In a Q&A with Michael Scotto of The Athletic (subscription required), Jefferson recalled his trepidation at coming to New Jersey after being taken 13th overall by the Houston Rockets in the 2001 NBA Draft.
The Nets were coming off a 26-win season, but would soon add Jason Kidd to the mix.
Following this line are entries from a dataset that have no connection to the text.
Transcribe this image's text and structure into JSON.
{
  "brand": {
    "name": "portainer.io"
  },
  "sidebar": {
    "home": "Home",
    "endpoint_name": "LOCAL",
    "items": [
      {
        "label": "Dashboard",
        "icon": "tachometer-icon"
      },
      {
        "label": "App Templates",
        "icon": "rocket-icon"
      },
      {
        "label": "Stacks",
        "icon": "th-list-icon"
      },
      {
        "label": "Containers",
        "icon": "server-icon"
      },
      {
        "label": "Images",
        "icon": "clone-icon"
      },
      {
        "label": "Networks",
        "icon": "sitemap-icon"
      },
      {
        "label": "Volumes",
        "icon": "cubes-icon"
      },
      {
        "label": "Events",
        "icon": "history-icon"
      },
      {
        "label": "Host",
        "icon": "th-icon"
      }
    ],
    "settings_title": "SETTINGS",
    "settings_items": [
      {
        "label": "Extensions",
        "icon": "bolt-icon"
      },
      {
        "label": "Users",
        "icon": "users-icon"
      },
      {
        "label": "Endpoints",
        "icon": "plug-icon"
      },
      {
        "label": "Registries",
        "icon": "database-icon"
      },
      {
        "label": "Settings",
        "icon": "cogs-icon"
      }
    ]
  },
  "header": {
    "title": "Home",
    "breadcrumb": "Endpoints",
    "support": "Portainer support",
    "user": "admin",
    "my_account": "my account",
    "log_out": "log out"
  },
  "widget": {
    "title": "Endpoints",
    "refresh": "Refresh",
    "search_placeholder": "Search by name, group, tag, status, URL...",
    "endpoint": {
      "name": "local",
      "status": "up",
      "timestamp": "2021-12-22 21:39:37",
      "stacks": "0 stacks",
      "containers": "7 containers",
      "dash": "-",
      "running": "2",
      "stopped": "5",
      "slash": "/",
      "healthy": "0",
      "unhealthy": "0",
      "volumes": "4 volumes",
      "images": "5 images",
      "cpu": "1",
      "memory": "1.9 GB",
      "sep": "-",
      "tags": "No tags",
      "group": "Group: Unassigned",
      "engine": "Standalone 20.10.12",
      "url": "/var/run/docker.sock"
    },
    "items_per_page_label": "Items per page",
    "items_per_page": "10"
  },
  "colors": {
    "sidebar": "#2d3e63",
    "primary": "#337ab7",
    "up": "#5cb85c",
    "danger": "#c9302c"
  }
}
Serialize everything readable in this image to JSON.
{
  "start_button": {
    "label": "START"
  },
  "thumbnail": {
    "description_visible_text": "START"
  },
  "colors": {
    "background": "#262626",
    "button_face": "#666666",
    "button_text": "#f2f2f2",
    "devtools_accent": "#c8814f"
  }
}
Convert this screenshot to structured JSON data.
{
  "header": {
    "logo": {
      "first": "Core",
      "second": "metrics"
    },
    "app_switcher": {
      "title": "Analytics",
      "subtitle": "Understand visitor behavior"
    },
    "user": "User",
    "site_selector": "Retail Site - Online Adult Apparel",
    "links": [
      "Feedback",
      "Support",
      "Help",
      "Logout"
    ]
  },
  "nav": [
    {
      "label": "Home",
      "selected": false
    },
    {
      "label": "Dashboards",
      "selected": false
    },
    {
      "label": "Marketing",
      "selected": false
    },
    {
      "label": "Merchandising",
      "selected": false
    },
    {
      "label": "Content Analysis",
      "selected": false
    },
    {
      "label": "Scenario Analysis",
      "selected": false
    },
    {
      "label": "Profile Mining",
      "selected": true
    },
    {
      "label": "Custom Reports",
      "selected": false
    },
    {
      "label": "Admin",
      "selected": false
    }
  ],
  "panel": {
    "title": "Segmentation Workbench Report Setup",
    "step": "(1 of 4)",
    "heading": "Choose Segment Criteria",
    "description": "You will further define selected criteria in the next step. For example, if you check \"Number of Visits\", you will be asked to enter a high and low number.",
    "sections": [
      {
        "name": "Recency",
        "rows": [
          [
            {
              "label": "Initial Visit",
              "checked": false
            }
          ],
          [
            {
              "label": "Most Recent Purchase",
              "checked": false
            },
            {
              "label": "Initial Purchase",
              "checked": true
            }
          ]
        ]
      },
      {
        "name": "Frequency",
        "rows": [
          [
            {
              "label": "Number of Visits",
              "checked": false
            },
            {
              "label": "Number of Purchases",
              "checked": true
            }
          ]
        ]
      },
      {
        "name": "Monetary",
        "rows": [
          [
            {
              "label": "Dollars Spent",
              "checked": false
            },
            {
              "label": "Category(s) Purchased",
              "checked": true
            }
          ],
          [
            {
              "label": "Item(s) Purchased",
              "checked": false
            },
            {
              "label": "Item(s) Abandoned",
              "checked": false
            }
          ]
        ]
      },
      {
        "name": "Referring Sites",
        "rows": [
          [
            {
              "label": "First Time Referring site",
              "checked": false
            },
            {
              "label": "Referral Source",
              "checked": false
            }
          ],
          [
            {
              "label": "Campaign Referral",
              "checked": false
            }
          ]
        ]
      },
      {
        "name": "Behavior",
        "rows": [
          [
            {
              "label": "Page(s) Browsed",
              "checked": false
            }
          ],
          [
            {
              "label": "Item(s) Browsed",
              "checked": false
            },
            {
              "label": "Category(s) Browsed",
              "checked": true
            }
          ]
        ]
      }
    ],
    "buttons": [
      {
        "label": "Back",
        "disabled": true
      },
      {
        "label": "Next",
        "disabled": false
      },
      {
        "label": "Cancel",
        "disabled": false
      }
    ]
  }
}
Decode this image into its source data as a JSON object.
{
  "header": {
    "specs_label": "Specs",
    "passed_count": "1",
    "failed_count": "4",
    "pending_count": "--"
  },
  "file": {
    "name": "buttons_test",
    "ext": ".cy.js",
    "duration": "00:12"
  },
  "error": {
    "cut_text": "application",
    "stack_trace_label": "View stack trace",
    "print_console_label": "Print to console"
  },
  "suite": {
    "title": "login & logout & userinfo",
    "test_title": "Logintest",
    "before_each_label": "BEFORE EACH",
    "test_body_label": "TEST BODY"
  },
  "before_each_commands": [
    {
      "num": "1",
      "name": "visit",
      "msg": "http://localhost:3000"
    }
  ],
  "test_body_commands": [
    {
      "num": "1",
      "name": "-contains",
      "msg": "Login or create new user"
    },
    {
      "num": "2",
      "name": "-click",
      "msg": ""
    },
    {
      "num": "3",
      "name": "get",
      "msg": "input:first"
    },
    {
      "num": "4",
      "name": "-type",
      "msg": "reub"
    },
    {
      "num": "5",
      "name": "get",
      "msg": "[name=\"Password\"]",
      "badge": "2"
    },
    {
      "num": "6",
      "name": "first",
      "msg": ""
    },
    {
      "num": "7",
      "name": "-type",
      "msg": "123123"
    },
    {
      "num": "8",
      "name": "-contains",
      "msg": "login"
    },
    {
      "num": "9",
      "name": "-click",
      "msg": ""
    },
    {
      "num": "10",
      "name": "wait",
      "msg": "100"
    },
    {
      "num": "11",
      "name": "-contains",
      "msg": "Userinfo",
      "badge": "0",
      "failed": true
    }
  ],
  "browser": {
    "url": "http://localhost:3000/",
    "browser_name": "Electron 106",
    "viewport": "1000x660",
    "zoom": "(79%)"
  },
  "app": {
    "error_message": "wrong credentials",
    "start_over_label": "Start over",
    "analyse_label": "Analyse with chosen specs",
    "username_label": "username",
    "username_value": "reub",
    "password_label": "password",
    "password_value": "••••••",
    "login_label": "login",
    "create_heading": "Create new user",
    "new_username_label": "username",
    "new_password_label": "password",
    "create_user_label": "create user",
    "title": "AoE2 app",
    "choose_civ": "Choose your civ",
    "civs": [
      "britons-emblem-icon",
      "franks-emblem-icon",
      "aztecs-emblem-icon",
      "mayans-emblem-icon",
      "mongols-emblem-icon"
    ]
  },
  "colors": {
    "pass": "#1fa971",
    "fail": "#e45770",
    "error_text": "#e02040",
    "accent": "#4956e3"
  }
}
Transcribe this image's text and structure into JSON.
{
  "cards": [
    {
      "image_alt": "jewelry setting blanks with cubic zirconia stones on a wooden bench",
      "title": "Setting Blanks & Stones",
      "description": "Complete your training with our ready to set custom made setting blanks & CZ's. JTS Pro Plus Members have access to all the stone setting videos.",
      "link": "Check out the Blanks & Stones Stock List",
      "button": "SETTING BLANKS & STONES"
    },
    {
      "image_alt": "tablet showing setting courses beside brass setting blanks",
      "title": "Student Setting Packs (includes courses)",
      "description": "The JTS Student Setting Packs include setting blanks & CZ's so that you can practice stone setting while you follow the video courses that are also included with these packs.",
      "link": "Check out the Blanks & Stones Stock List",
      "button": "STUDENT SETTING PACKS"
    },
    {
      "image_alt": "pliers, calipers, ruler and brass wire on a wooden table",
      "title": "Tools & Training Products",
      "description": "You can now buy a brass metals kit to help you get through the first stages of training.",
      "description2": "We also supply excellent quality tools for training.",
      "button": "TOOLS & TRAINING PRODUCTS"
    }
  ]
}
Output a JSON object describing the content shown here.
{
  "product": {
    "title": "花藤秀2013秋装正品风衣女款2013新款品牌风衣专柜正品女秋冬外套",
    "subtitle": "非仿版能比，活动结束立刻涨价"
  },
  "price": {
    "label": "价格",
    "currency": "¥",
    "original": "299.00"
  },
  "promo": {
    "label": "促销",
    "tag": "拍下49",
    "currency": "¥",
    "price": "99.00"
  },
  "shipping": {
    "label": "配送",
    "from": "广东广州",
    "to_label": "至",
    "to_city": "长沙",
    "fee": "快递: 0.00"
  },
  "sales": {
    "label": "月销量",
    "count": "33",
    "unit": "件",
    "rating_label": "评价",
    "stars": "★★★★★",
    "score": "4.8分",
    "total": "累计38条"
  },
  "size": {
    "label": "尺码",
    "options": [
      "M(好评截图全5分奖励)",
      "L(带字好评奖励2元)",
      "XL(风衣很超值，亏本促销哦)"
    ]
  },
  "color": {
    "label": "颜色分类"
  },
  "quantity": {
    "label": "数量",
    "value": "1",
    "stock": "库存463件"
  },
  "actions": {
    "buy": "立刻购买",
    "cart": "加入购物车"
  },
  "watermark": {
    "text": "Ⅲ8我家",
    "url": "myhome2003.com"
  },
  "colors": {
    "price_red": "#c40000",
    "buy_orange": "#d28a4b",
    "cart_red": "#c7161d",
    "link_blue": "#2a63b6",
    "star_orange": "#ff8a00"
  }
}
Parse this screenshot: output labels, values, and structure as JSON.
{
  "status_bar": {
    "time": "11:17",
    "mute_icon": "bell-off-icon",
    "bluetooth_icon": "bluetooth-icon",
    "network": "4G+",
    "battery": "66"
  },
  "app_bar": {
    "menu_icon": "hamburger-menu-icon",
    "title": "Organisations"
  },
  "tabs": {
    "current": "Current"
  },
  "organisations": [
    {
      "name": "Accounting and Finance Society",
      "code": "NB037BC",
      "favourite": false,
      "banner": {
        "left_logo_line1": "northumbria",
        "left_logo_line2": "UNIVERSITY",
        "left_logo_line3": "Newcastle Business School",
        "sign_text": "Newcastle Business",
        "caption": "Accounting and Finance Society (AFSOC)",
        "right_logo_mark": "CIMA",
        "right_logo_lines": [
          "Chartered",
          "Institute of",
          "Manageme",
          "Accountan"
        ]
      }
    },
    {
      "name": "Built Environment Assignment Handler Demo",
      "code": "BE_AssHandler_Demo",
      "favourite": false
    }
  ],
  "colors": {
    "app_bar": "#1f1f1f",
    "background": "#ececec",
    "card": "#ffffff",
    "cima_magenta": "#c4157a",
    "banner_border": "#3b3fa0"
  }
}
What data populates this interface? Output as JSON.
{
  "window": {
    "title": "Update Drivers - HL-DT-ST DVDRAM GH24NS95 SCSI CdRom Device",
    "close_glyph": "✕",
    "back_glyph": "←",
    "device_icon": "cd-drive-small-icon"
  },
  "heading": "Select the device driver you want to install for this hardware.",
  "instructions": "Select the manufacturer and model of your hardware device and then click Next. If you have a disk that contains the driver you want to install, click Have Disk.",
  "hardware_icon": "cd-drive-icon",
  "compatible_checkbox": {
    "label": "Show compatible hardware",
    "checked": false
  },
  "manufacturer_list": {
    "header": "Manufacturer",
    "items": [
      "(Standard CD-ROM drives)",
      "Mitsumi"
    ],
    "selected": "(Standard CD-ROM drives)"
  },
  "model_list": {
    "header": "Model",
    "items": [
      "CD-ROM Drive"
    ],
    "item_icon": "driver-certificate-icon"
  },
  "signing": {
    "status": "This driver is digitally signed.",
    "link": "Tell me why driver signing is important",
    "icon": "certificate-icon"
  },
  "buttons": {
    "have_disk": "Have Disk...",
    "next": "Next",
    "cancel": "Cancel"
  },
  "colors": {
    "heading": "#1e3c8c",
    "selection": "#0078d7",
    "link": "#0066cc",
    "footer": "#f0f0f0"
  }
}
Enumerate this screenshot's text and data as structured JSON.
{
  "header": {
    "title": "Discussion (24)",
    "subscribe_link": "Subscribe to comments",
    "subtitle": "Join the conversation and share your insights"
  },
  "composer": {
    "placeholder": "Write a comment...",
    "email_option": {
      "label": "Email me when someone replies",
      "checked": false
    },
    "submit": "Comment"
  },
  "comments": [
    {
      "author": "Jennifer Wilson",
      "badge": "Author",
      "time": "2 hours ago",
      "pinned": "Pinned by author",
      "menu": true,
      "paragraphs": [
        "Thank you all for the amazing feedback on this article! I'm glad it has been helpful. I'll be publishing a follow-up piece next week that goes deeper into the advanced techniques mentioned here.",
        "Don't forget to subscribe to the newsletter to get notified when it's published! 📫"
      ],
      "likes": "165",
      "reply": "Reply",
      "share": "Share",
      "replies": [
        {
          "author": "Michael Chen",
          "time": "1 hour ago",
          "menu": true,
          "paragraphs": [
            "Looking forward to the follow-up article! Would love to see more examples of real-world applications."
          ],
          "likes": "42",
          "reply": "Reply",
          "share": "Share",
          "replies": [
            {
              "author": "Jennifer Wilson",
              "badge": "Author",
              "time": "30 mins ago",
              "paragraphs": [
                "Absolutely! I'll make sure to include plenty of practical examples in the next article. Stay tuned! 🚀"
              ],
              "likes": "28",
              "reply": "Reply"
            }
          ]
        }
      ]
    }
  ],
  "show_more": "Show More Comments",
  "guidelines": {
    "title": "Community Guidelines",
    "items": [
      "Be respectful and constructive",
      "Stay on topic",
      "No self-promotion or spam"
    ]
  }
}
With Kidd, Jefferson reached back-to-back NBA Finals in his first two seasons and later formed a small but effective Big 3 in conjunction with Kidd and Vince Carter.
And, apparently, partying in New York was a favorite pastime as well.
Jefferson retired this offseason after 17 years in the NBA, winning that elusive NBA title with the Cleveland Cavaliers in 2016.
Harris just gonna Harris
Joe Harris was the hottest shooter in the NBA for much of the first month of the season, at one point holding a 3-point percentage in the high 50s and leading the NBA.
He’s cooled off considerably of late and after going 1-for-5 from long range in Sunday’s loss to the 76ers is at 43.8 percent on the season.
After watching Harris seem as if he was never going to miss, it almost feels disappointing that he succumbed to the inevitable regression to the mean.
In spite of that, Harris is shooting nearly two percentage points better than last season, when he set a career-high at 41.9 percent.
The fifth-year veteran readily acknowledges that he was once hot, now is not, and it doesn’t change his approach at all. He told Newsday‘s Greg Logan:
"“I take a lot of the same shots, regardless of the game. Sometimes I make four; sometimes I miss seven. I still take them with the same amount of confidence like I’ve made 10 in a row.“That’s what I’m out there to do — shoot the ball, space the floor. If I’m not shooting, I’m not doing my role to help the team win.”"
Harris’ lone make from deep was a huge one, a bomb from above the break that regained the lead for Brooklyn in the final minute against the Philadelphia 76ers.
A full-time starter since early in the preseason, Harris has almost matched his previous career total in games started (26 in his first four seasons, including 14 last year).
He is also putting up the best numbers of his career, averaging 13.1 points, 3.4 rebounds and 2.2 assists in 29.2 minutes per game while posting a slash line of .490/.438/.800.
Harris has improved his numbers in each of his three seasons with the Nets after being pulled off the scrap heap by general manager Sean Marks in the summer of 2016, after the former second-round pick had been waived by the Orlando Magic in January of that year.